■ **What you have to do**:
Below are entries; count each line that holds the word "Quaint" and report the number without any other words.

(Stored items from a collection)
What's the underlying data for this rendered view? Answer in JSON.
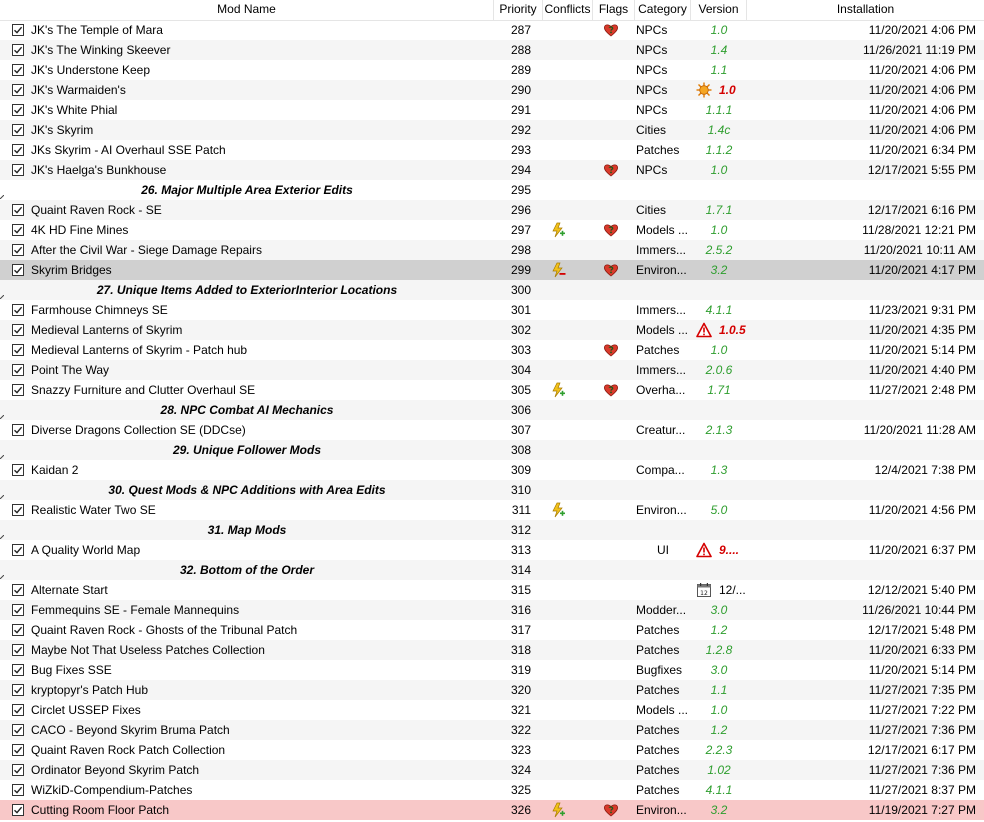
{
  "columns": {
    "name": "Mod Name",
    "priority": "Priority",
    "conflicts": "Conflicts",
    "flags": "Flags",
    "category": "Category",
    "version": "Version",
    "installation": "Installation"
  },
  "colors": {
    "version_ok": "#2e9e2e",
    "version_warn": "#d40000",
    "row_alt": "#f5f5f5",
    "row_selected": "#d0d0d0",
    "row_highlight": "#f8c8c8"
  },
  "rows": [
    {
      "name": "JK's The Temple of Mara",
      "priority": "287",
      "conflict": "",
      "flag": "heart",
      "category": "NPCs",
      "version": "1.0",
      "vicon": "",
      "vtype": "ok",
      "install": "11/20/2021 4:06 PM"
    },
    {
      "name": "JK's The Winking Skeever",
      "priority": "288",
      "conflict": "",
      "flag": "",
      "category": "NPCs",
      "version": "1.4",
      "vicon": "",
      "vtype": "ok",
      "install": "11/26/2021 11:19 PM"
    },
    {
      "name": "JK's Understone Keep",
      "priority": "289",
      "conflict": "",
      "flag": "",
      "category": "NPCs",
      "version": "1.1",
      "vicon": "",
      "vtype": "ok",
      "install": "11/20/2021 4:06 PM"
    },
    {
      "name": "JK's Warmaiden's",
      "priority": "290",
      "conflict": "",
      "flag": "",
      "category": "NPCs",
      "version": "1.0",
      "vicon": "sun",
      "vtype": "warn",
      "install": "11/20/2021 4:06 PM"
    },
    {
      "name": "JK's White Phial",
      "priority": "291",
      "conflict": "",
      "flag": "",
      "category": "NPCs",
      "version": "1.1.1",
      "vicon": "",
      "vtype": "ok",
      "install": "11/20/2021 4:06 PM"
    },
    {
      "name": "JK's Skyrim",
      "priority": "292",
      "conflict": "",
      "flag": "",
      "category": "Cities",
      "version": "1.4c",
      "vicon": "",
      "vtype": "ok",
      "install": "11/20/2021 4:06 PM"
    },
    {
      "name": "JKs Skyrim - AI Overhaul SSE Patch",
      "priority": "293",
      "conflict": "",
      "flag": "",
      "category": "Patches",
      "version": "1.1.2",
      "vicon": "",
      "vtype": "ok",
      "install": "11/20/2021 6:34 PM"
    },
    {
      "name": "JK's Haelga's Bunkhouse",
      "priority": "294",
      "conflict": "",
      "flag": "heart",
      "category": "NPCs",
      "version": "1.0",
      "vicon": "",
      "vtype": "ok",
      "install": "12/17/2021 5:55 PM"
    },
    {
      "sep": true,
      "name": "26. Major Multiple Area Exterior Edits",
      "priority": "295"
    },
    {
      "name": "Quaint Raven Rock - SE",
      "priority": "296",
      "conflict": "",
      "flag": "",
      "category": "Cities",
      "version": "1.7.1",
      "vicon": "",
      "vtype": "ok",
      "install": "12/17/2021 6:16 PM"
    },
    {
      "name": "4K HD Fine Mines",
      "priority": "297",
      "conflict": "plus",
      "flag": "heart",
      "category": "Models ...",
      "version": "1.0",
      "vicon": "",
      "vtype": "ok",
      "install": "11/28/2021 12:21 PM"
    },
    {
      "name": "After the Civil War - Siege Damage Repairs",
      "priority": "298",
      "conflict": "",
      "flag": "",
      "category": "Immers...",
      "version": "2.5.2",
      "vicon": "",
      "vtype": "ok",
      "install": "11/20/2021 10:11 AM"
    },
    {
      "name": "Skyrim Bridges",
      "priority": "299",
      "conflict": "minus",
      "flag": "heart",
      "category": "Environ...",
      "version": "3.2",
      "vicon": "",
      "vtype": "ok",
      "install": "11/20/2021 4:17 PM",
      "state": "sel"
    },
    {
      "sep": true,
      "name": "27. Unique Items Added to ExteriorInterior Locations",
      "priority": "300"
    },
    {
      "name": "Farmhouse Chimneys SE",
      "priority": "301",
      "conflict": "",
      "flag": "",
      "category": "Immers...",
      "version": "4.1.1",
      "vicon": "",
      "vtype": "ok",
      "install": "11/23/2021 9:31 PM"
    },
    {
      "name": "Medieval Lanterns of Skyrim",
      "priority": "302",
      "conflict": "",
      "flag": "",
      "category": "Models ...",
      "version": "1.0.5",
      "vicon": "warning",
      "vtype": "warn",
      "install": "11/20/2021 4:35 PM"
    },
    {
      "name": "Medieval Lanterns of Skyrim - Patch hub",
      "priority": "303",
      "conflict": "",
      "flag": "heart",
      "category": "Patches",
      "version": "1.0",
      "vicon": "",
      "vtype": "ok",
      "install": "11/20/2021 5:14 PM"
    },
    {
      "name": "Point The Way",
      "priority": "304",
      "conflict": "",
      "flag": "",
      "category": "Immers...",
      "version": "2.0.6",
      "vicon": "",
      "vtype": "ok",
      "install": "11/20/2021 4:40 PM"
    },
    {
      "name": "Snazzy Furniture and Clutter Overhaul SE",
      "priority": "305",
      "conflict": "plus",
      "flag": "heart",
      "category": "Overha...",
      "version": "1.71",
      "vicon": "",
      "vtype": "ok",
      "install": "11/27/2021 2:48 PM"
    },
    {
      "sep": true,
      "name": "28. NPC Combat AI Mechanics",
      "priority": "306"
    },
    {
      "name": "Diverse Dragons Collection SE (DDCse)",
      "priority": "307",
      "conflict": "",
      "flag": "",
      "category": "Creatur...",
      "version": "2.1.3",
      "vicon": "",
      "vtype": "ok",
      "install": "11/20/2021 11:28 AM"
    },
    {
      "sep": true,
      "name": "29. Unique Follower Mods",
      "priority": "308"
    },
    {
      "name": "Kaidan 2",
      "priority": "309",
      "conflict": "",
      "flag": "",
      "category": "Compa...",
      "version": "1.3",
      "vicon": "",
      "vtype": "ok",
      "install": "12/4/2021 7:38 PM"
    },
    {
      "sep": true,
      "name": "30. Quest Mods & NPC Additions with Area Edits",
      "priority": "310"
    },
    {
      "name": "Realistic Water Two SE",
      "priority": "311",
      "conflict": "plus",
      "flag": "",
      "category": "Environ...",
      "version": "5.0",
      "vicon": "",
      "vtype": "ok",
      "install": "11/20/2021 4:56 PM"
    },
    {
      "sep": true,
      "name": "31. Map Mods",
      "priority": "312"
    },
    {
      "name": "A Quality World Map",
      "priority": "313",
      "conflict": "",
      "flag": "",
      "category": "UI",
      "version": "9....",
      "vicon": "warning",
      "vtype": "warn",
      "install": "11/20/2021 6:37 PM",
      "catcenter": true
    },
    {
      "sep": true,
      "name": "32. Bottom of the Order",
      "priority": "314"
    },
    {
      "name": "Alternate Start",
      "priority": "315",
      "conflict": "",
      "flag": "",
      "category": "",
      "version": "12/...",
      "vicon": "calendar",
      "vtype": "plain",
      "install": "12/12/2021 5:40 PM"
    },
    {
      "name": "Femmequins SE - Female Mannequins",
      "priority": "316",
      "conflict": "",
      "flag": "",
      "category": "Modder...",
      "version": "3.0",
      "vicon": "",
      "vtype": "ok",
      "install": "11/26/2021 10:44 PM"
    },
    {
      "name": "Quaint Raven Rock - Ghosts of the Tribunal Patch",
      "priority": "317",
      "conflict": "",
      "flag": "",
      "category": "Patches",
      "version": "1.2",
      "vicon": "",
      "vtype": "ok",
      "install": "12/17/2021 5:48 PM"
    },
    {
      "name": "Maybe Not That Useless Patches Collection",
      "priority": "318",
      "conflict": "",
      "flag": "",
      "category": "Patches",
      "version": "1.2.8",
      "vicon": "",
      "vtype": "ok",
      "install": "11/20/2021 6:33 PM"
    },
    {
      "name": "Bug Fixes SSE",
      "priority": "319",
      "conflict": "",
      "flag": "",
      "category": "Bugfixes",
      "version": "3.0",
      "vicon": "",
      "vtype": "ok",
      "install": "11/20/2021 5:14 PM"
    },
    {
      "name": "kryptopyr's Patch Hub",
      "priority": "320",
      "conflict": "",
      "flag": "",
      "category": "Patches",
      "version": "1.1",
      "vicon": "",
      "vtype": "ok",
      "install": "11/27/2021 7:35 PM"
    },
    {
      "name": "Circlet USSEP Fixes",
      "priority": "321",
      "conflict": "",
      "flag": "",
      "category": "Models ...",
      "version": "1.0",
      "vicon": "",
      "vtype": "ok",
      "install": "11/27/2021 7:22 PM"
    },
    {
      "name": "CACO - Beyond Skyrim Bruma Patch",
      "priority": "322",
      "conflict": "",
      "flag": "",
      "category": "Patches",
      "version": "1.2",
      "vicon": "",
      "vtype": "ok",
      "install": "11/27/2021 7:36 PM"
    },
    {
      "name": "Quaint Raven Rock Patch Collection",
      "priority": "323",
      "conflict": "",
      "flag": "",
      "category": "Patches",
      "version": "2.2.3",
      "vicon": "",
      "vtype": "ok",
      "install": "12/17/2021 6:17 PM"
    },
    {
      "name": "Ordinator Beyond Skyrim Patch",
      "priority": "324",
      "conflict": "",
      "flag": "",
      "category": "Patches",
      "version": "1.02",
      "vicon": "",
      "vtype": "ok",
      "install": "11/27/2021 7:36 PM"
    },
    {
      "name": "WiZkiD-Compendium-Patches",
      "priority": "325",
      "conflict": "",
      "flag": "",
      "category": "Patches",
      "version": "4.1.1",
      "vicon": "",
      "vtype": "ok",
      "install": "11/27/2021 8:37 PM"
    },
    {
      "name": "Cutting Room Floor Patch",
      "priority": "326",
      "conflict": "plus",
      "flag": "heart",
      "category": "Environ...",
      "version": "3.2",
      "vicon": "",
      "vtype": "ok",
      "install": "11/19/2021 7:27 PM",
      "state": "hl"
    }
  ]
}
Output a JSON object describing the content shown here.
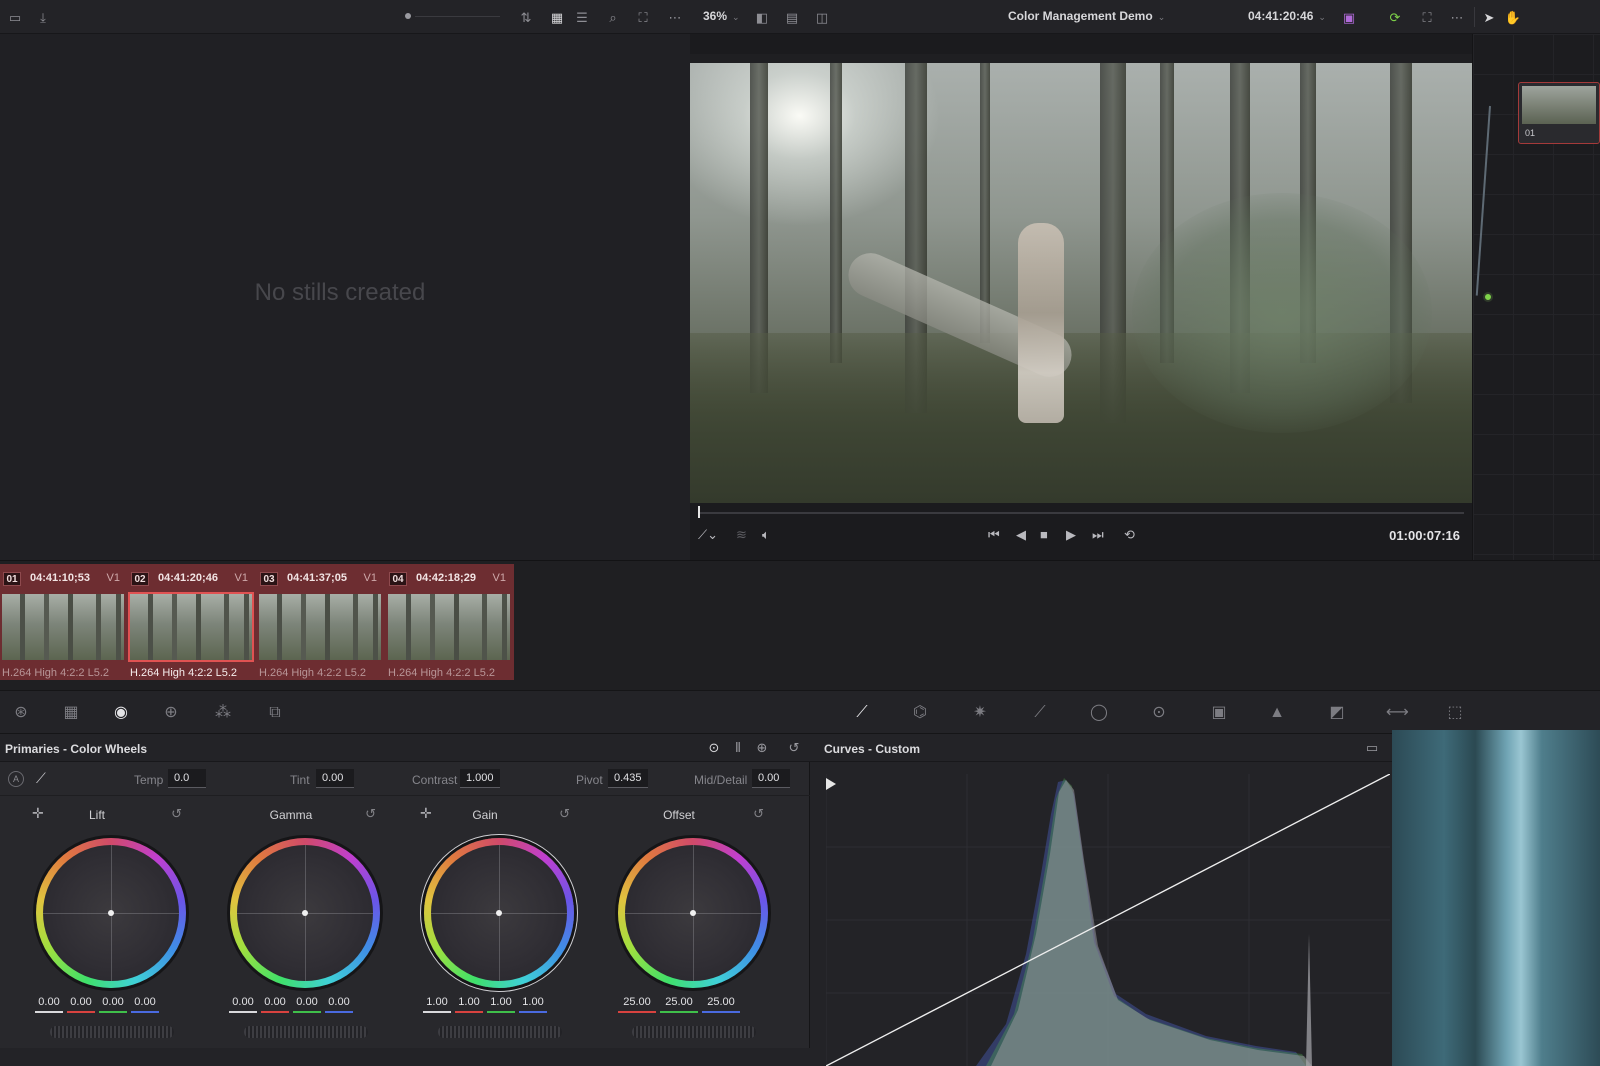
{
  "toolbar": {
    "zoom": "36%",
    "project_name": "Color Management Demo",
    "timecode": "04:41:20:46"
  },
  "gallery": {
    "empty_text": "No stills created"
  },
  "viewer": {
    "timecode": "01:00:07:16"
  },
  "nodes": {
    "node_label": "01"
  },
  "clips": [
    {
      "num": "01",
      "tc": "04:41:10;53",
      "track": "V1",
      "codec": "H.264 High 4:2:2 L5.2"
    },
    {
      "num": "02",
      "tc": "04:41:20;46",
      "track": "V1",
      "codec": "H.264 High 4:2:2 L5.2"
    },
    {
      "num": "03",
      "tc": "04:41:37;05",
      "track": "V1",
      "codec": "H.264 High 4:2:2 L5.2"
    },
    {
      "num": "04",
      "tc": "04:42:18;29",
      "track": "V1",
      "codec": "H.264 High 4:2:2 L5.2"
    }
  ],
  "primaries": {
    "title": "Primaries - Color Wheels",
    "temp_label": "Temp",
    "temp_value": "0.0",
    "tint_label": "Tint",
    "tint_value": "0.00",
    "contrast_label": "Contrast",
    "contrast_value": "1.000",
    "pivot_label": "Pivot",
    "pivot_value": "0.435",
    "middetail_label": "Mid/Detail",
    "middetail_value": "0.00",
    "wheels": [
      {
        "name": "Lift",
        "values": [
          "0.00",
          "0.00",
          "0.00",
          "0.00"
        ]
      },
      {
        "name": "Gamma",
        "values": [
          "0.00",
          "0.00",
          "0.00",
          "0.00"
        ]
      },
      {
        "name": "Gain",
        "values": [
          "1.00",
          "1.00",
          "1.00",
          "1.00"
        ]
      },
      {
        "name": "Offset",
        "values": [
          "25.00",
          "25.00",
          "25.00"
        ]
      }
    ]
  },
  "curves": {
    "title": "Curves - Custom"
  },
  "colors": {
    "accent_red": "#e05252",
    "clip_bg": "#6d2d31",
    "node_output": "#7fd34a"
  }
}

■ **Your response**:
3